Purcell’s tidy, three-act opera, which turns 325 next year, is one of very few Baroque-era works with music in regular performance since its début as a student show at a London girls’ school.
The style and quality of productions is as varied as the clouds in the sky. The wildest I’ve seen was a 2007 effort by Sasha Waltz at Sadler’s Wells set in and around a gigantic aquarium — call it Tank Girl Goes to the Opera.
The earliest surviving score for the opera is not by Purcell, so there are dozens of scholarly revisions, conjectures and debates that anyone producing it needs to confront. But no one argues over the beauty of the music.
For all the details on the this week’s two performances, and to order the $17 tickets, click here.
Here is a little background video released by York earlier this week:
The most famous aria from the opera is Dido’s Lament. It can provide a fascinating look at how the sound and feel of Baroque music has changed over the last half-century.
My all-time favourite Dido is local mezzo Laura Pudwell, who can be heard here with Le Concert spirituel, led by Hervé Niquet:
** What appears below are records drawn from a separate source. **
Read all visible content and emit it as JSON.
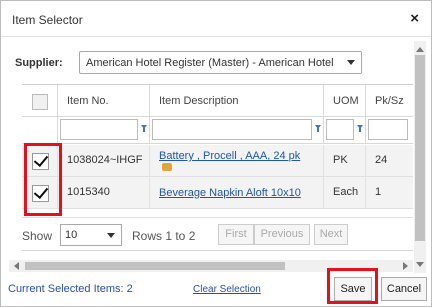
{
  "dialog": {
    "title": "Item Selector",
    "close_symbol": "×"
  },
  "supplier": {
    "label": "Supplier:",
    "value": "American Hotel Register (Master) - American Hotel"
  },
  "grid": {
    "columns": [
      "",
      "Item No.",
      "Item Description",
      "UOM",
      "Pk/Sz"
    ],
    "rows": [
      {
        "checked": true,
        "item_no": "1038024~IHGF",
        "description": "Battery , Procell , AAA, 24 pk",
        "uom": "PK",
        "pk_sz": "24",
        "has_image": true
      },
      {
        "checked": true,
        "item_no": "1015340",
        "description": "Beverage Napkin Aloft 10x10",
        "uom": "Each",
        "pk_sz": "1",
        "has_image": false
      }
    ]
  },
  "pager": {
    "show_label": "Show",
    "page_size": "10",
    "rows_text": "Rows 1 to 2",
    "first": "First",
    "previous": "Previous",
    "next": "Next"
  },
  "footer": {
    "selected_text": "Current Selected Items: 2",
    "clear_selection": "Clear Selection",
    "save": "Save",
    "cancel": "Cancel"
  },
  "icons": {
    "close": "close-icon",
    "filter": "filter-icon",
    "image": "image-icon",
    "dropdown": "chevron-down-icon"
  },
  "colors": {
    "highlight": "#e3101e",
    "link": "#1f55b3",
    "filter_icon": "#3a78c2"
  }
}
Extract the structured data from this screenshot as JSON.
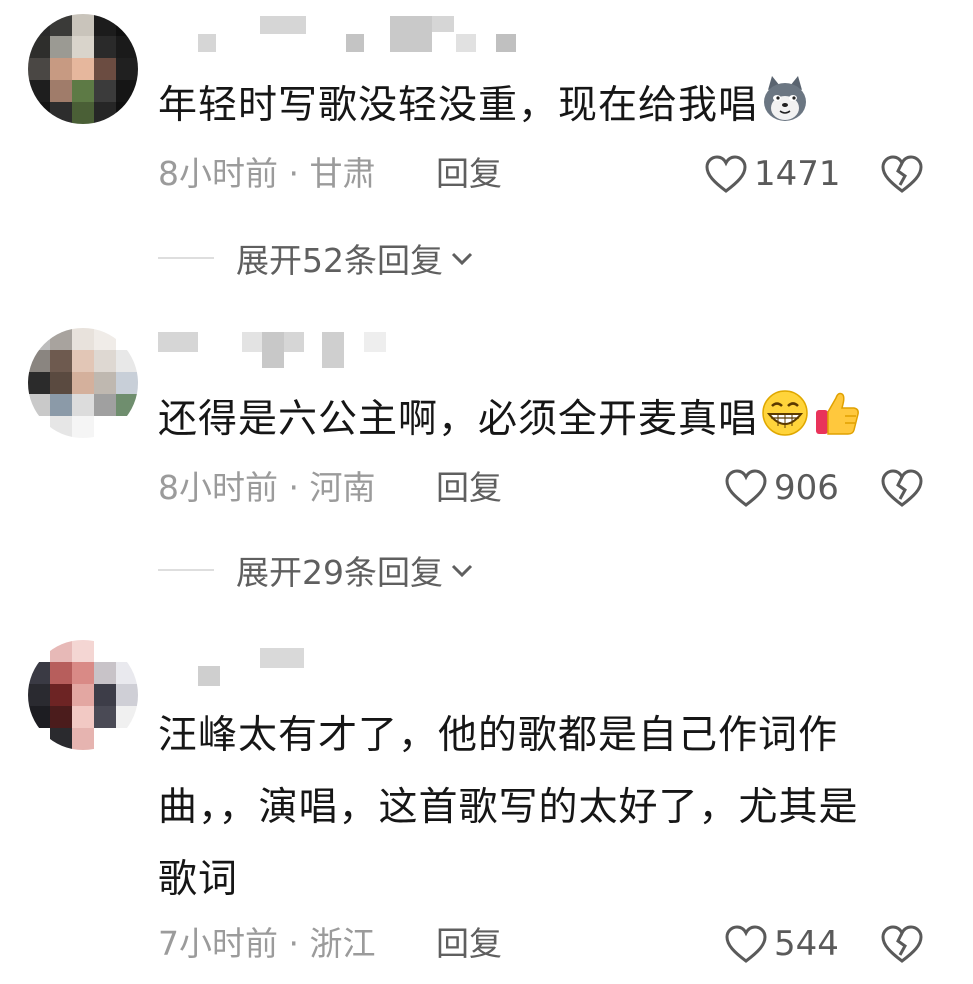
{
  "comments": [
    {
      "text": "年轻时写歌没轻没重，现在给我唱",
      "emojis": [
        "wolf-emoji"
      ],
      "time_location": "8小时前 · 甘肃",
      "reply_label": "回复",
      "likes": "1471",
      "expand_label": "展开52条回复"
    },
    {
      "text": "还得是六公主啊，必须全开麦真唱",
      "emojis": [
        "grin-emoji",
        "thumbs-up-emoji"
      ],
      "time_location": "8小时前 · 河南",
      "reply_label": "回复",
      "likes": "906",
      "expand_label": "展开29条回复"
    },
    {
      "text_lines": [
        "汪峰太有才了，他的歌都是自己作词作",
        "曲，，演唱，这首歌写的太好了，尤其是",
        "歌词"
      ],
      "time_location": "7小时前 · 浙江",
      "reply_label": "回复",
      "likes": "544"
    }
  ],
  "colors": {
    "text": "#161616",
    "meta": "#9b9b9b",
    "action": "#5f5f5f",
    "background": "#ffffff"
  },
  "icons": [
    "heart-outline-icon",
    "broken-heart-icon",
    "chevron-down-icon"
  ]
}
Thy hand Belinda, darkness shades me, on thy bosom let me rest. More I would but death invades me, death is now a welcome guest. When I am laid, am laid in earth, may my wrongs create no trouble, no trouble in thy breast. When I am laid, am laid in earth, may my wrongs create no trouble, no trouble in thy breast. Remember me, remember me, but, ah, forget my fate. Remember me but, ah, forget my fate. Remember me, remember me, but, ah, forget my fate. Remember me, but, ah, forget my fate.
Here is what a great performance of the Lament sounded like in 1967, thanks to Mauren Forrester and her accompanist John Newmark:
And then, there is the multitude of individual spinoffs, like this one performed by the Swingle Singers in Moscow four years ago:
… or this chilling take by pop singer Jeff Buckley, heard here at the Meltdown Festival in London in 1995: